The determinants of voter turnout in OECD : An aggregated cross-national study using panel data
This paper examines in a descriptive manner how two groups of variables, institutional and socio-economic, correlate with voter turnout respectively and if their magnitude have changed over time in OECD countries. Previous research is often based on data from the 70’s and 80’s. Since then, voter turnout in democratic countries has decreased and more citizens do not use their fundamental democratic right of being involved in the process of choosing their representatives. To answer the paper hypotheses i.e. analyzing what factors that correlates with voter turnout, panel data between 1980 and 2012 are used which is estimated by an OLS approach. The outcome of the empirical estimations indicates that 13 out of 19 variables have a significant relationship with turnout. Most of the variables magnitudes are a bit lower than previous literature. From the time sensitivity analysis the result indicates that voters are less influenced by the significant variables that focus on the voting cost.
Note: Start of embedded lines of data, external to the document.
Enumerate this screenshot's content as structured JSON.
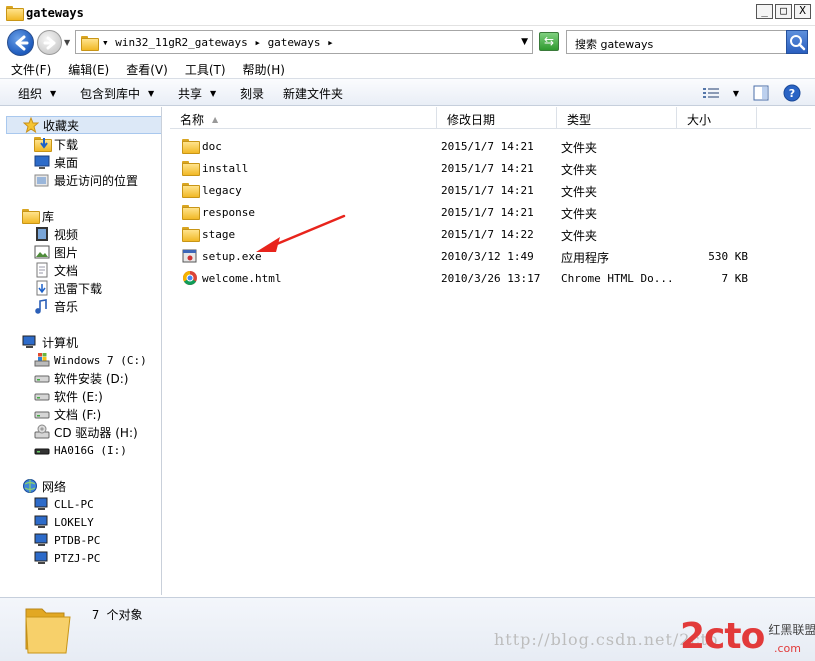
{
  "window": {
    "title": "gateways",
    "minimize": "_",
    "maximize": "□",
    "close": "X"
  },
  "address": {
    "path": "▾ win32_11gR2_gateways ▸ gateways ▸",
    "search_placeholder": "搜索 gateways"
  },
  "menu": [
    "文件(F)",
    "编辑(E)",
    "查看(V)",
    "工具(T)",
    "帮助(H)"
  ],
  "toolbar": {
    "organize": "组织",
    "include_in_library": "包含到库中",
    "share": "共享",
    "burn": "刻录",
    "new_folder": "新建文件夹"
  },
  "nav": {
    "favorites": {
      "label": "收藏夹",
      "items": [
        "下载",
        "桌面",
        "最近访问的位置"
      ]
    },
    "libraries": {
      "label": "库",
      "items": [
        "视频",
        "图片",
        "文档",
        "迅雷下载",
        "音乐"
      ]
    },
    "computer": {
      "label": "计算机",
      "items": [
        "Windows 7 (C:)",
        "软件安装 (D:)",
        "软件 (E:)",
        "文档 (F:)",
        "CD 驱动器 (H:)",
        "HA016G (I:)"
      ]
    },
    "network": {
      "label": "网络",
      "items": [
        "CLL-PC",
        "LOKELY",
        "PTDB-PC",
        "PTZJ-PC"
      ]
    }
  },
  "columns": {
    "name": "名称",
    "date": "修改日期",
    "type": "类型",
    "size": "大小"
  },
  "files": [
    {
      "name": "doc",
      "date": "2015/1/7 14:21",
      "type": "文件夹",
      "size": "",
      "icon": "folder-icon"
    },
    {
      "name": "install",
      "date": "2015/1/7 14:21",
      "type": "文件夹",
      "size": "",
      "icon": "folder-icon"
    },
    {
      "name": "legacy",
      "date": "2015/1/7 14:21",
      "type": "文件夹",
      "size": "",
      "icon": "folder-icon"
    },
    {
      "name": "response",
      "date": "2015/1/7 14:21",
      "type": "文件夹",
      "size": "",
      "icon": "folder-icon"
    },
    {
      "name": "stage",
      "date": "2015/1/7 14:22",
      "type": "文件夹",
      "size": "",
      "icon": "folder-icon"
    },
    {
      "name": "setup.exe",
      "date": "2010/3/12 1:49",
      "type": "应用程序",
      "size": "530 KB",
      "icon": "exe-icon"
    },
    {
      "name": "welcome.html",
      "date": "2010/3/26 13:17",
      "type": "Chrome HTML Do...",
      "size": "7 KB",
      "icon": "chrome-icon"
    }
  ],
  "status": {
    "count": "7 个对象"
  },
  "watermark": {
    "url": "http://blog.csdn.net/2cto",
    "logo": "2cto",
    "logo_sub": "红黑联盟",
    "logo_domain": ".com"
  },
  "colors": {
    "arrow": "#e8241c",
    "folder": "#f1b826",
    "accent": "#1e5bbd"
  }
}
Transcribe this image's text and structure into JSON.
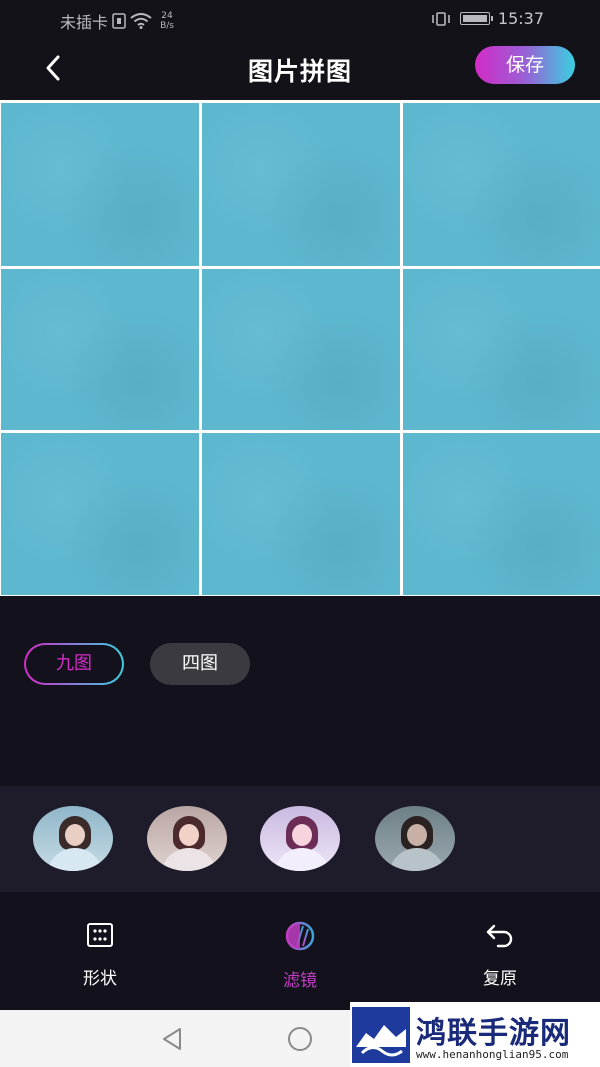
{
  "status_bar": {
    "carrier": "未插卡",
    "net_speed_value": "24",
    "net_speed_unit": "B/s",
    "time": "15:37"
  },
  "header": {
    "title": "图片拼图",
    "save_label": "保存"
  },
  "grid": {
    "rows": 3,
    "cols": 3,
    "cell_color": "#5db8cf"
  },
  "modes": {
    "nine_label": "九图",
    "four_label": "四图",
    "selected": "九图"
  },
  "filters": {
    "thumbnails": [
      {
        "name": "filter-original"
      },
      {
        "name": "filter-warm"
      },
      {
        "name": "filter-pink"
      },
      {
        "name": "filter-dark"
      }
    ]
  },
  "toolbar": {
    "shape_label": "形状",
    "filter_label": "滤镜",
    "reset_label": "复原",
    "active": "滤镜"
  },
  "watermark": {
    "title": "鸿联手游网",
    "url": "www.henanhonglian95.com"
  },
  "colors": {
    "accent_pink": "#d22cc6",
    "accent_cyan": "#3ad0e0",
    "background": "#13121c"
  }
}
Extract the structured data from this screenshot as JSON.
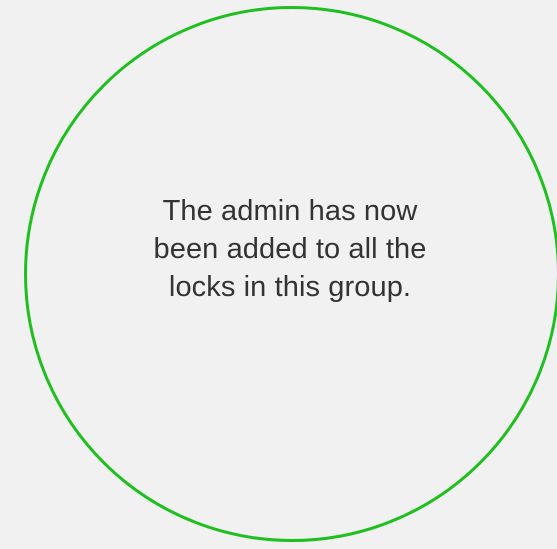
{
  "status_screen": {
    "accent_color": "#1fbf1f",
    "background_color": "#f1f1f1",
    "message_lines": [
      "The admin has now",
      "been added to all the",
      "locks in this group."
    ]
  }
}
It seems that voters in the 21st century meet voting costs in different manner than previously.
AT THIS PAGE YOU CAN DOWNLOAD THE WHOLE ESSAY. (follow the link to the next page)